Monkey chimeras: what they are, and why they’re cool

Last week, the Oregon National Primate Research Center announced that it had successfully fostered the birth of three baby chimera monkeys–Roku, Hex, and Chimero. The accompanying paper was published online in advance for the January 20th issue of Cell. (See here.) Producing mouse chimeras has allowed scientists many insights into development, medicine, and cell biology–but it had not yet been produced in a primate. Although mice are useful little creatures, they cannot simulate every last detail of the human body. Chimeras would be even more useful for medical science if they were primates.

But just what are chimeras? And why has it taken so long to make a primate chimera?

In Greek mythology, the Chimera was a fire-breathing monster–part goat, part snake, and part lion–borne of a half-woman half-snake mother, Echidna, and a part-viper part-dragon father, Typhon. Nifty, right? But in science, a chimera is a single animal formed from fusing at least two separate zygotes or blastocysts. That means at least two sperm and two eggs have all genetically contributed to one, fully-functioning, chromosomally normal individual. It might just be me–but I find this even more compelling than any mythological lion-goat-snake concoction.

How is a chimera created in the laboratory? A classic chimeric mouse is created from two different cell lines bred in the lab.
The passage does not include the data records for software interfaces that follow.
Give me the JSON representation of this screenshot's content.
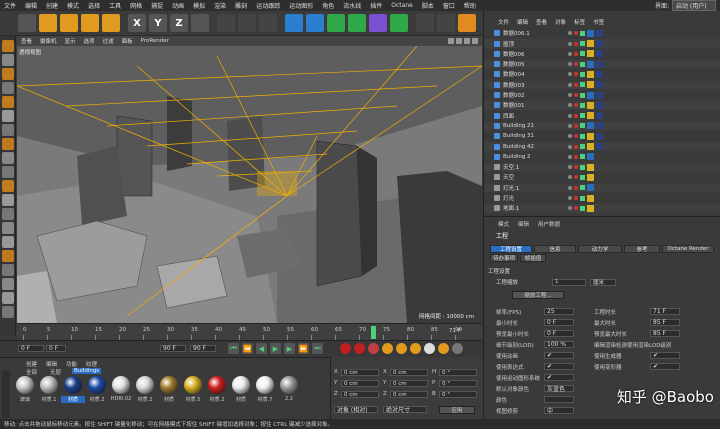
{
  "menubar": {
    "items": [
      "文件",
      "编辑",
      "创建",
      "模式",
      "选择",
      "工具",
      "网格",
      "捕捉",
      "动画",
      "模拟",
      "渲染",
      "雕刻",
      "运动跟踪",
      "运动图形",
      "角色",
      "流水线",
      "插件",
      "Octane",
      "脚本",
      "窗口",
      "帮助"
    ],
    "layout_label": "界面:",
    "layout_value": "启动 (用户)"
  },
  "toolbar": {
    "icons": [
      "cursor-icon",
      "move-icon",
      "scale-icon",
      "rotate-icon",
      "add-icon",
      "x-axis-icon",
      "y-axis-icon",
      "z-axis-icon",
      "coord-icon",
      "render-view-icon",
      "render-icon",
      "render-settings-icon",
      "cube-icon",
      "pen-icon",
      "subdivide-icon",
      "cloner-icon",
      "deformer-icon",
      "environment-icon",
      "camera-icon",
      "light-icon",
      "octane-icon"
    ],
    "axis": [
      "X",
      "Y",
      "Z"
    ],
    "colors": {
      "accent": "#f0a030"
    }
  },
  "viewport": {
    "menu": [
      "查看",
      "摄像机",
      "显示",
      "选项",
      "过滤",
      "面板",
      "ProRender"
    ],
    "label": "透视视图",
    "grid": "网格间距 : 10000 cm"
  },
  "timeline": {
    "ticks": [
      "0",
      "5",
      "10",
      "15",
      "20",
      "25",
      "30",
      "35",
      "40",
      "45",
      "50",
      "55",
      "60",
      "65",
      "70",
      "75",
      "80",
      "85",
      "90"
    ],
    "frame": "71 F"
  },
  "playbar": {
    "start": "0 F",
    "cur": "0 F",
    "end": "90 F",
    "end2": "90 F"
  },
  "materials": {
    "menu": [
      "创建",
      "编辑",
      "功能",
      "纹理"
    ],
    "tabs": [
      "全部",
      "无层",
      "Buildings"
    ],
    "items": [
      {
        "name": "玻璃",
        "color": "#c8c8c8"
      },
      {
        "name": "材质.1",
        "color": "#bdbdbd"
      },
      {
        "name": "材质",
        "color": "#1c3f8c"
      },
      {
        "name": "材质.2",
        "color": "#1d4ba8"
      },
      {
        "name": "HDRI.02",
        "color": "#e0e0e0"
      },
      {
        "name": "材质.2",
        "color": "#d8d8d8"
      },
      {
        "name": "材质",
        "color": "#a07a2c"
      },
      {
        "name": "材质.5",
        "color": "#d8b020"
      },
      {
        "name": "材质.2",
        "color": "#d02020"
      },
      {
        "name": "材质",
        "color": "#ececec"
      },
      {
        "name": "材质.7",
        "color": "#f0f0f0"
      },
      {
        "name": "2.2",
        "color": "#9a9a9a"
      }
    ]
  },
  "coords": {
    "rows": [
      [
        "X",
        "0 cm",
        "X",
        "0 cm",
        "H",
        "0 °"
      ],
      [
        "Y",
        "0 cm",
        "Y",
        "0 cm",
        "P",
        "0 °"
      ],
      [
        "Z",
        "0 cm",
        "Z",
        "0 cm",
        "B",
        "0 °"
      ]
    ],
    "mode": "对象 (相对)",
    "size": "绝对尺寸",
    "apply": "应用"
  },
  "objects": {
    "menu": [
      "文件",
      "编辑",
      "查看",
      "对象",
      "标签",
      "书签"
    ],
    "rows": [
      "数据006.1",
      "屋顶",
      "数据006",
      "数据005",
      "数据004",
      "数据003",
      "数据002",
      "数据001",
      "西面",
      "Building 21",
      "Building 31",
      "Building 42",
      "Building 2",
      "天空.1",
      "天空",
      "灯光.1",
      "灯光",
      "地面.1"
    ]
  },
  "attributes": {
    "menu": [
      "模式",
      "编辑",
      "用户数据"
    ],
    "title": "工程",
    "tabs": [
      "工程设置",
      "信息",
      "动力学",
      "参考",
      "Octane Render",
      "待办事项",
      "帧插值"
    ],
    "section": "工程设置",
    "rows": [
      {
        "label": "工程缩放",
        "value": "1",
        "unit": "厘米"
      },
      {
        "label": "缩放工程...",
        "value": "",
        "unit": ""
      }
    ],
    "left": [
      {
        "label": "帧率(FPS)",
        "value": "25"
      },
      {
        "label": "最小时长",
        "value": "0 F"
      },
      {
        "label": "预览最小时长",
        "value": "0 F"
      },
      {
        "label": "细节级别(LOD)",
        "value": "100 %"
      },
      {
        "label": "使用动画",
        "value": "✔"
      },
      {
        "label": "使用表达式",
        "value": "✔"
      },
      {
        "label": "使用运动图形系统",
        "value": "✔"
      },
      {
        "label": "默认对象颜色",
        "value": "灰蓝色"
      },
      {
        "label": "颜色",
        "value": ""
      },
      {
        "label": "视图修剪",
        "value": "中"
      }
    ],
    "right": [
      {
        "label": "工程时长",
        "value": "71 F"
      },
      {
        "label": "最大时长",
        "value": "85 F"
      },
      {
        "label": "预览最大时长",
        "value": "85 F"
      },
      {
        "label": "编辑渲染检测使用渲染LOD级别",
        "value": ""
      },
      {
        "label": "使用生成器",
        "value": "✔"
      },
      {
        "label": "使用变形器",
        "value": "✔"
      }
    ]
  },
  "status": "移动: 点击并拖动鼠标移动元素。按住 SHIFT 键量化移动；可在网格模式下按住 SHIFT 键增加选择对象；按住 CTRL 键减少选择对象。",
  "watermark": "知乎 @Baobo"
}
Let’s assume that one cell line makes mice with white fur, and the other cell line makes mice with black fur. A biologist can take embryonic stem (ES) cells from a pregnant white mouse, and mix them with the developing ES cells from a pregnant black mouse. It’s important that they’re stem cells from very early in development–these cells are pluripotent, or capable of dividing and differentiating into every type of cell that the organism might need. The fused cells sort themselves out and form one coherent blastocyst, which is then implanted into a foster mother.

As a result, a foster mother with white fur will give birth to mice that have a patchwork, or even stripes, of black and white fur. Voila! An individual mouse made from two different sets of parents.

Either way, the end result, once the beginnings of the chimera have been fused together, it will be implanted back into a mouse and allowed to grow. The end result? A stripey, black-and-white zebra-type chimera!

But, as the authors of the Cell paper describe, attempts to use this method with primates were unsuccessful. Pluripotent cells, while powerful, are unable to form any tissues in the placenta, which separates from the inner mass of pluripotent cells very early in development. The ultimately powerful cells, which can form the placenta and any tissues of the body, are dubbed totipotent.

The scientists at OHSU found that they could only create a successfully developing chimera when they merged several developing embryos together in very, very early development. We’re talking embryos that are 4-cells big. They have only divided twice since fertilization.

Their paper has many, many implications–but one of them is that primate development is critically different from mouse development. Cells begin to differentiate much earlier than we had assumed, given our data from the mouse, and this might mean that there are even greater developmental differences some weeks or months later. I find this idea enchanting. Learning all this sort of information in my Developmental Biology course, I felt a sort of kinship with all forms of life, knowing that from very, very humble beginnings arise incredibly complex cells, tissues, and organisms. But now scientists might be able to begin unraveling how the (debatably) more complex primates develop–although, of course, we encounter huge ethical questions with how to proceed.

Anyway, it will be many years before we hear anything else about primate chimeras, since this discovery has barely been made. But I’ll be keeping tabs on the exciting developments.


Featured image credit: Oregon Health and Science University

All images from Wikimedia Commons.

Works cited: Tachibana, M., Sparman, M., Ramsey, C., Ma, H., Lee, H., Penedo, M.C.T., Mitalipov, S. Generation of chimeric rhesus monkeys. Cell (2012), doi:10.1016/j.cell.2011.12.007.

Previous post

The Greatest Show on Earth!

Next post

Teen Skepchick's Reality Checks 1.19



Vy is a recent graduate working in a neuroscience lab with children and monkeys. She likes sewing, knitting, lifting weights, and reading in her free time. Especially reading about science!

No Comment

Leave a reply